The City of San Francisco is one of the leading tech hubs in the world, but budget cuts and political bickering shelved numerous attempts to get public access to free Wi-Fi in well-trafficked portions of the city.
The $500,000 project to bring free public Wi-Fi to Market Street in San Francisco has been completed, with a three-mile stretch of downtown road now supporting up to 50Mbps of free service. It's a far-cry from the citywide Wi-Fi promise made in 2007, but this is at least a good step in the right direction towards coverage across the city.
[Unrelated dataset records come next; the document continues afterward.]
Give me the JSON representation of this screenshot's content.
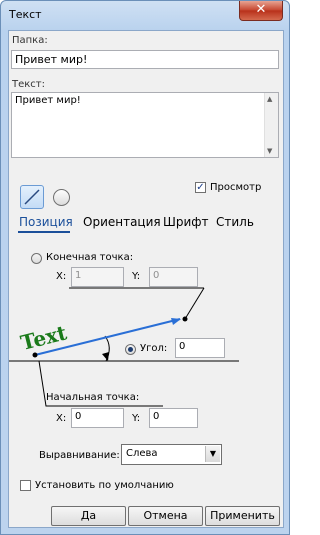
{
  "window": {
    "title": "Текст",
    "close_symbol": "✕"
  },
  "folder": {
    "label": "Папка:",
    "value": "Привет мир!"
  },
  "text": {
    "label": "Текст:",
    "value": "Привет мир!"
  },
  "preview": {
    "label": "Просмотр",
    "checked": true
  },
  "tabs": [
    {
      "label": "Позиция",
      "active": true
    },
    {
      "label": "Ориентация",
      "active": false
    },
    {
      "label": "Шрифт",
      "active": false
    },
    {
      "label": "Стиль",
      "active": false
    }
  ],
  "end_point": {
    "label": "Конечная точка:",
    "x_label": "X:",
    "x_value": "1",
    "y_label": "Y:",
    "y_value": "0"
  },
  "angle": {
    "label": "Угол:",
    "value": "0"
  },
  "diagram": {
    "sample_text": "Text"
  },
  "start_point": {
    "label": "Начальная точка:",
    "x_label": "X:",
    "x_value": "0",
    "y_label": "Y:",
    "y_value": "0"
  },
  "alignment": {
    "label": "Выравнивание:",
    "value": "Слева"
  },
  "default_checkbox": {
    "label": "Установить по умолчанию",
    "checked": false
  },
  "buttons": {
    "ok": "Да",
    "cancel": "Отмена",
    "apply": "Применить"
  },
  "colors": {
    "accent_tab": "#1b4f9a",
    "sample_text": "#1a7a1a",
    "arrow": "#2a6fd6"
  }
}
Silicon Valley company Ruckus Wireless contributed hardware, while Layer 42 Networks provided 1 gigabit Internet access service to the project. Market Street is one of the major thoroughfares in downtown San Francisco, with more than 250,000 people using the street per day. Throughout San Francisco and Silicon Valley, tech companies are expanding free public Wi-Fi, as more consumers use laptops, smartphones, and tablets for personal and work activities. Similar Wi-Fi projects are currently underway in major metropolitan areas throughout the United States - and in select cities across the world - so the potential upside of these efforts could be tremendous.